“The passion, pain, hope, anger, and joy that Joel put to words in his work gives voice to a truth that is already writ large and deep on my spiritual center, a truth that ripples out beyond his experience and mine. Each moment in the life of a queer Christian is set, remembered, and re-lived with each passing generation. Change happens, sometimes at light-speed and sometimes so slowly you can barely tell that anything is different. But then God’s grace is always breaking through. And sometimes that grace shows us where more change must take place.
But we are in this together, a community of souls and a cloud of witnesses. As Joel says, our greatest grace is to be ourselves—and to live without reservation into our place in the church. Mary Oliver speaks to this community in her poem “Wild Geese.” The final haunting lines remind me that the stories of others who have gone before, people like Joel Workin, tell me I belong—and encourage me to continue telling the stories: ‘Whoever you are, no matter how lonely, the world offers itself to your imagination, calls to you like the wild geese, harsh and exciting—over and over announcing your place in the family of things.’

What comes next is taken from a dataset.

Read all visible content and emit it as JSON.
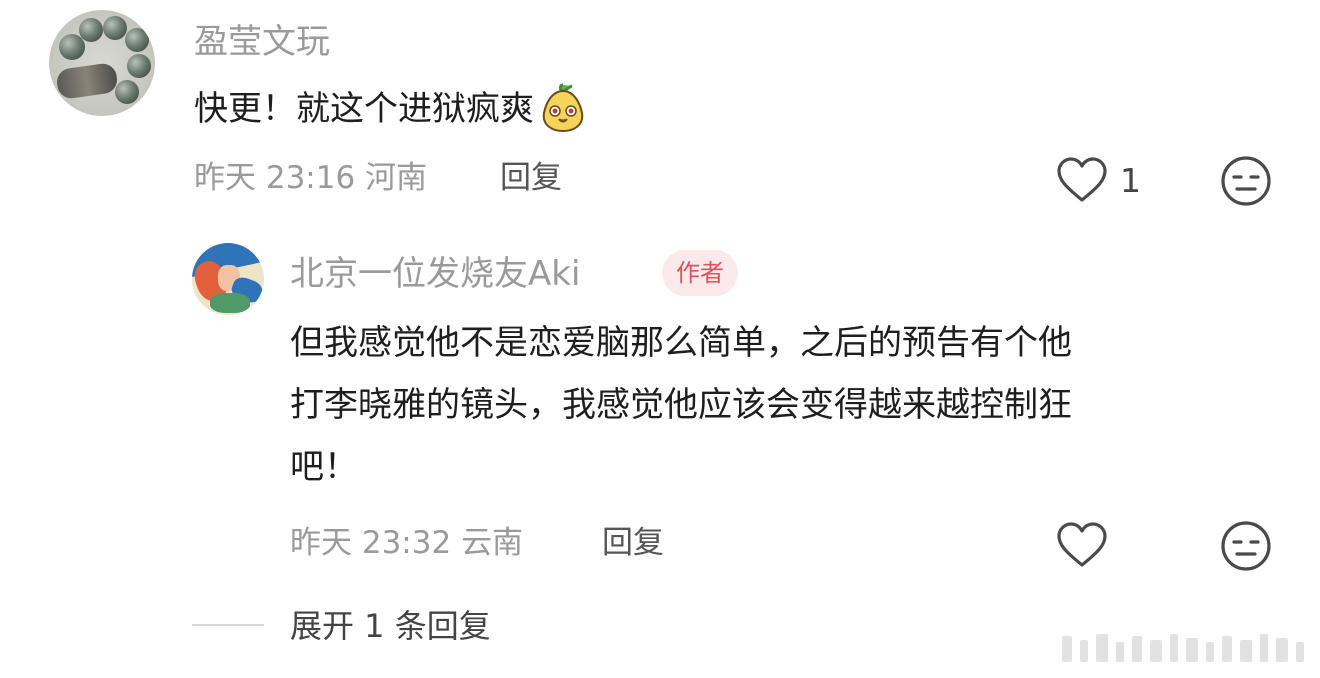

I like to think that when we each feel as though we are the only one, all it takes is the honk of another to remind us that the flock is just overhead.
It is an honor and a delight to be the 2016 Joel Raydon Workin Scholar, and I am deeply thankful to the selection committee, the staff and board of ELM, and Joel’s parents who carry on his legacy.”
The award comes with a $2,500 scholarship for academic or spiritual study and is available for members of Proclaim who are studying to be rostered leaders in the Lutheran church.
The Workin Selection Committee includes three personal friends of Joel’s – Michael Price Nelson; the Rev. Jeff R. Johnson; Greg A. Egertson; and former Workin Scholar, the Rev. Rebecca Seely. ELM Executive Director Amalia Vagts did not serve on the committee this year as one of the applicants was an ELM staff member.
Extraordinary Lutheran Ministries is seeking a full-time program manager. Interested candidates should email their cover letter and resume to Amalia Vagts, Executive Director, email@example.com, with PROGRAM MANAGER in the subject heading. Initial deadline for applications is June 21, position open until filled.
About the position:
Grounded in the belief that lesbian, gay, bisexual, transgender, and queer-identifying (LGBTQ+) people have extraordinary gifts for ministry, the program manager builds and supports community through the Proclaim program; walks with and equips leaders through the Accompaniment program; and connects with and uplifts congregations through the Ministry Engagement program. The program manager equips and labors alongside volunteer program conveners and works in partnership with the executive director and operations coordinator on strategic work and communications for these programs. Location flexible/telecommuter position.
Full job description and guiding qualifications: Program Manager Job Description